Have you always wondered how Alfred the Great earned his ‘great’ title? Here we explore the legacy of the leader who was ahead of his time.
In 2021, we celebrate the reign of Alfred the Great 1,150 years after his accession in 871. The fact that Alfred’s name is still known is testament to both his character and his conduct as he was a far-sighted, empathetic and educated monarch. The foundations of the monarchy we know today were in part laid by this English king who also has a surprising connection to The Royal Mint’s own history.
Today, The Royal Mint is one of the oldest organisations in the world. Although our exact moment of origin is obscured by the mists of time, we know that Alfred the Great was part of our early story. One of the most remarkable artefacts in The Royal Mint Museum’s collection is the Monogram Penny, a coin traditionally believed to have been struck at a mint established in London by Alfred the Great and marked with where it was struck – ‘LVNDONIA’ for London. Although more recent academic thought questions some aspects of this, the coin is symbolic of the beginnings of The Royal Mint. Along with this the Monogram Penny carries a portrait of Alfred the Great that may be regarded as crudely rendered but it carefully captures a sense of personality.
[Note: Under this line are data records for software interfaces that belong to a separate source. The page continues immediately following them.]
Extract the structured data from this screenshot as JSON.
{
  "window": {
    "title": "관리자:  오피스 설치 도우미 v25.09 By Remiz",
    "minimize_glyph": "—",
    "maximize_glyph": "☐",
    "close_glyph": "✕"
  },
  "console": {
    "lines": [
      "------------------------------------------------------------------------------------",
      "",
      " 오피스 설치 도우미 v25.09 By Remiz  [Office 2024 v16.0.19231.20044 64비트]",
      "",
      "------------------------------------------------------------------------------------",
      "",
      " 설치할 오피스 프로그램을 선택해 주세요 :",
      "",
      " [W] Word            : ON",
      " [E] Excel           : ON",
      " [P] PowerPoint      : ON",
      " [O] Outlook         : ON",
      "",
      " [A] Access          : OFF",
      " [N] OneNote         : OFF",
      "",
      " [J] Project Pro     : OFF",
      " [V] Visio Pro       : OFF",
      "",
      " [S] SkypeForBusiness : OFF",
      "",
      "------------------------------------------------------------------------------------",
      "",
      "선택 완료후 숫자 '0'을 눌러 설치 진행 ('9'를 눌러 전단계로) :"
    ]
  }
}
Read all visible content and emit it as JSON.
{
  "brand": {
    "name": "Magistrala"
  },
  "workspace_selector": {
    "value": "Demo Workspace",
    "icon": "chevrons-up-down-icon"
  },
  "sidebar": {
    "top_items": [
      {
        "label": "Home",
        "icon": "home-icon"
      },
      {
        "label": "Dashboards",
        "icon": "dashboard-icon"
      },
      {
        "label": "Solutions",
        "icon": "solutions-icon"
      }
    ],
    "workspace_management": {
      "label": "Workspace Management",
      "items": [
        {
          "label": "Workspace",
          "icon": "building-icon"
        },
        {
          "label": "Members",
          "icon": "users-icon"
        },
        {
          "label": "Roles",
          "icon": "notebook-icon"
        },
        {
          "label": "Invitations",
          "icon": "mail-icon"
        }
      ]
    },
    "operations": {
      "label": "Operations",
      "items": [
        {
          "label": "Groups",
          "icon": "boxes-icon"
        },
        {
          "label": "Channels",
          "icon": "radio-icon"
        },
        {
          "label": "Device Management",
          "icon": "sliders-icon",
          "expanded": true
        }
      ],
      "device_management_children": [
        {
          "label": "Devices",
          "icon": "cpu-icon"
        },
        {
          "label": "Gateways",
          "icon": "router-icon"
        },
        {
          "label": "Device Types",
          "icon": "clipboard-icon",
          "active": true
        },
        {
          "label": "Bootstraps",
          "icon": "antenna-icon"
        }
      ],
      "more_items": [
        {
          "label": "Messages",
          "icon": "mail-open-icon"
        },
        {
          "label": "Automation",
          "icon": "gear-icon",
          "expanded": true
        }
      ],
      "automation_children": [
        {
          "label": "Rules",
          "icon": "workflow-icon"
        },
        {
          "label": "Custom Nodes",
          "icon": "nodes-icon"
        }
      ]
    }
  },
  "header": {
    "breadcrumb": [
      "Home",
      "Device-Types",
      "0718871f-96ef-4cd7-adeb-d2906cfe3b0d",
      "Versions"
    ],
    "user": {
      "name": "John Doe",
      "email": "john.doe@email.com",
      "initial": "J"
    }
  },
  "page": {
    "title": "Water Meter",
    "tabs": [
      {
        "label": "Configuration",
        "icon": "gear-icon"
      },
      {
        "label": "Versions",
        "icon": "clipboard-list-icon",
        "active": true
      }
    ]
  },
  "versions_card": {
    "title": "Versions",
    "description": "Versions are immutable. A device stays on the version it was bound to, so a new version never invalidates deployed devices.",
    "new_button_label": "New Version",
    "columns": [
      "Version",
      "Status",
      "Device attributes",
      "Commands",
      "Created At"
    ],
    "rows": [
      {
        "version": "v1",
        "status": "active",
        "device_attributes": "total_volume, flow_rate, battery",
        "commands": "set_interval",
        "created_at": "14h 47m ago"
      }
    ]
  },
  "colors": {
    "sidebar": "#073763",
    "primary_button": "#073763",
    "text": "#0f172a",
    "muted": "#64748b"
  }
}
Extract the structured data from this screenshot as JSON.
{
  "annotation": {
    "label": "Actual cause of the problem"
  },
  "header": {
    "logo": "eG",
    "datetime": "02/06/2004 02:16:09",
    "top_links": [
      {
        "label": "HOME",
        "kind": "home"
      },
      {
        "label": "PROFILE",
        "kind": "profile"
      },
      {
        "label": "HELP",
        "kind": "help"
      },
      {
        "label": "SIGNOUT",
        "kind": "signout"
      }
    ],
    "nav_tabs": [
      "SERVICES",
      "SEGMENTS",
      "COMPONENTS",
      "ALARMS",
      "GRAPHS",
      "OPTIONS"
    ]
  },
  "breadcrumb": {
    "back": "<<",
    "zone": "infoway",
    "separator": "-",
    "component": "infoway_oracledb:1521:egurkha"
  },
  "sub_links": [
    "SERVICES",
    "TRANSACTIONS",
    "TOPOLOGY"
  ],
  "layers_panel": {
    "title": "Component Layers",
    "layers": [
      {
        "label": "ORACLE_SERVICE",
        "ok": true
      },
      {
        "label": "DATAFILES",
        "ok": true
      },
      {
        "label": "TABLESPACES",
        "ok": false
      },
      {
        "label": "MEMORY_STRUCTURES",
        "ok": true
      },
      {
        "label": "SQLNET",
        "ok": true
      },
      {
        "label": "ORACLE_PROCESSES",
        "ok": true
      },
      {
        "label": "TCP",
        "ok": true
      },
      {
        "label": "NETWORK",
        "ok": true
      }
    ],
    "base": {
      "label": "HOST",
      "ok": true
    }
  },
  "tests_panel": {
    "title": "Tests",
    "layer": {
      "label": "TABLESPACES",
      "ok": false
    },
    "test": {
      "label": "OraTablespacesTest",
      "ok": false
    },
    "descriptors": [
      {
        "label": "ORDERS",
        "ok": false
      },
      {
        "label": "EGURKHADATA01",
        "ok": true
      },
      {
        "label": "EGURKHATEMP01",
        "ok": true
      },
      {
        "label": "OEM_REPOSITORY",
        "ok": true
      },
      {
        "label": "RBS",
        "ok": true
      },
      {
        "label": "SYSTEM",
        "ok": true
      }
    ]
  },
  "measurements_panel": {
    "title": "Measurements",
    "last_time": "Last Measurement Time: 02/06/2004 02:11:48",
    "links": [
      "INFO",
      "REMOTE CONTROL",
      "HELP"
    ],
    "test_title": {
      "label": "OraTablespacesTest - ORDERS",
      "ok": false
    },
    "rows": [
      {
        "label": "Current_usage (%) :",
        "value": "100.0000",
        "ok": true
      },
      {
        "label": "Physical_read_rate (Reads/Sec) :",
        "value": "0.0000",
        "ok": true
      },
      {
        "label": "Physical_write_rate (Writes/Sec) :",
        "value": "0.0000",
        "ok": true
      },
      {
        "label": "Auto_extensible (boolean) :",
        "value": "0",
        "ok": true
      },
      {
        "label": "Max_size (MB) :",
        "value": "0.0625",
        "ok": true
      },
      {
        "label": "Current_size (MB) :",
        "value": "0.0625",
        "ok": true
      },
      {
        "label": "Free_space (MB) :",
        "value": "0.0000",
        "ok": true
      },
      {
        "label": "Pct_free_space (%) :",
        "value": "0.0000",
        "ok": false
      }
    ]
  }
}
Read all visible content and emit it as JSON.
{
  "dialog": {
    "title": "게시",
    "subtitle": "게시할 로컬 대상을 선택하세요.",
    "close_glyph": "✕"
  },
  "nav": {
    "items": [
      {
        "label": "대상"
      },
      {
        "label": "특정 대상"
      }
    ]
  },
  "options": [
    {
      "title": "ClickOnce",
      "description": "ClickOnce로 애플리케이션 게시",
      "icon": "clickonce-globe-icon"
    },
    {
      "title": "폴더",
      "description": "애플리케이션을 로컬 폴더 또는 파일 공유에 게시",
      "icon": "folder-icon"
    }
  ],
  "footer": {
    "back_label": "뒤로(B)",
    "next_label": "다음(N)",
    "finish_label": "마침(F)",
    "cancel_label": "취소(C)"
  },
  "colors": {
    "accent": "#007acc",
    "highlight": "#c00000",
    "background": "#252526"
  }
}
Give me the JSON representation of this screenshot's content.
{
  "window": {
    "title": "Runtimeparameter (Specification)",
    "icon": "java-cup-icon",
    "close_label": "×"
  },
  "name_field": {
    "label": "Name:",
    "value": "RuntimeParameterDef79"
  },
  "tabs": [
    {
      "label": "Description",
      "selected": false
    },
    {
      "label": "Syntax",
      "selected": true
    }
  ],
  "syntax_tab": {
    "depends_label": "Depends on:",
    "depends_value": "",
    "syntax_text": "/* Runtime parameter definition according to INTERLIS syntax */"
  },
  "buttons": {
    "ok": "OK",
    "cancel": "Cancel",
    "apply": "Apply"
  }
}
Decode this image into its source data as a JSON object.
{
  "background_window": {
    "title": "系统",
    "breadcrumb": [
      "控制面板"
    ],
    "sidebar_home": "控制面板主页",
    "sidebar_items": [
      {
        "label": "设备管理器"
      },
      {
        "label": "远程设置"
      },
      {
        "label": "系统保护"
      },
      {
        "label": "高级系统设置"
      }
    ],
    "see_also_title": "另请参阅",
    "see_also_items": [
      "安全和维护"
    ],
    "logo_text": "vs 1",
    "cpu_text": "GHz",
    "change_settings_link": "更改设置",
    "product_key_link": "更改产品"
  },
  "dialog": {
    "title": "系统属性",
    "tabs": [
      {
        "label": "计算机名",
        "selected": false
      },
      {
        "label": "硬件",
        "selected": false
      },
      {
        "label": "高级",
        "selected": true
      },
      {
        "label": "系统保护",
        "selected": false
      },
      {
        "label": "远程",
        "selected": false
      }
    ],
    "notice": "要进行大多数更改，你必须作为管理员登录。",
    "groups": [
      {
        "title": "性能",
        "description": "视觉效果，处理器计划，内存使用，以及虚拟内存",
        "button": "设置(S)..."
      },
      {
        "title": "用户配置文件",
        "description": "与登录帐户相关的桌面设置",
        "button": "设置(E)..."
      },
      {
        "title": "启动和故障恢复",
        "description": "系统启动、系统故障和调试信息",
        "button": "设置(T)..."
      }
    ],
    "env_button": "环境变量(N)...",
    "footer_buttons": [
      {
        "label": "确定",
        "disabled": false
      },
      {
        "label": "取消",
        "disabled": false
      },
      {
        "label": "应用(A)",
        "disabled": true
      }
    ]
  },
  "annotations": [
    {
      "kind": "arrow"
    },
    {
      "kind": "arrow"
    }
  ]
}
In c. 848, when Alfred was born, England was an unsettled, unconnected land. Made up of small kingdoms, the country was under Viking attack and they had already defeated several of the kings that stood in their path. Wessex was in peril and when its king, Aethelred I, died in 871, Alfred took the throne. By 878, Alfred’s strategic mind brought an end to the Viking threat to Wessex thanks to his diplomacy and his drive for unity, which resulted in the Treaty of Wedmore and peace in the kingdom.
Learning was Alfred’s passion and his love of learning helped to somewhat correct the damage caused by years of unrest. With a more stable kingdom, Alfred shared his passion for education with many of his subjects, arranging for books to be translated from Latin into Old English. It is fitting that as we celebrate the reign of Alfred the Great, the coin struck in his honour has a design inspired by the Alfred Jewel. This masterpiece of rock crystal set over gold enamelling is a treasure of royal history and is thought to have been used as a pointer to help a reader follow lines of text – just as Alfred the Great brought the people of England closer to literacy and the benefits of education.
The £5 coin struck for this royal celebration is available as a gold Proof, silver Proof Piedfort, silver Proof and Brilliant Uncirculated edition. Each coin is accompanied by packaging that reveals a timeline of Alfred the Great’s life.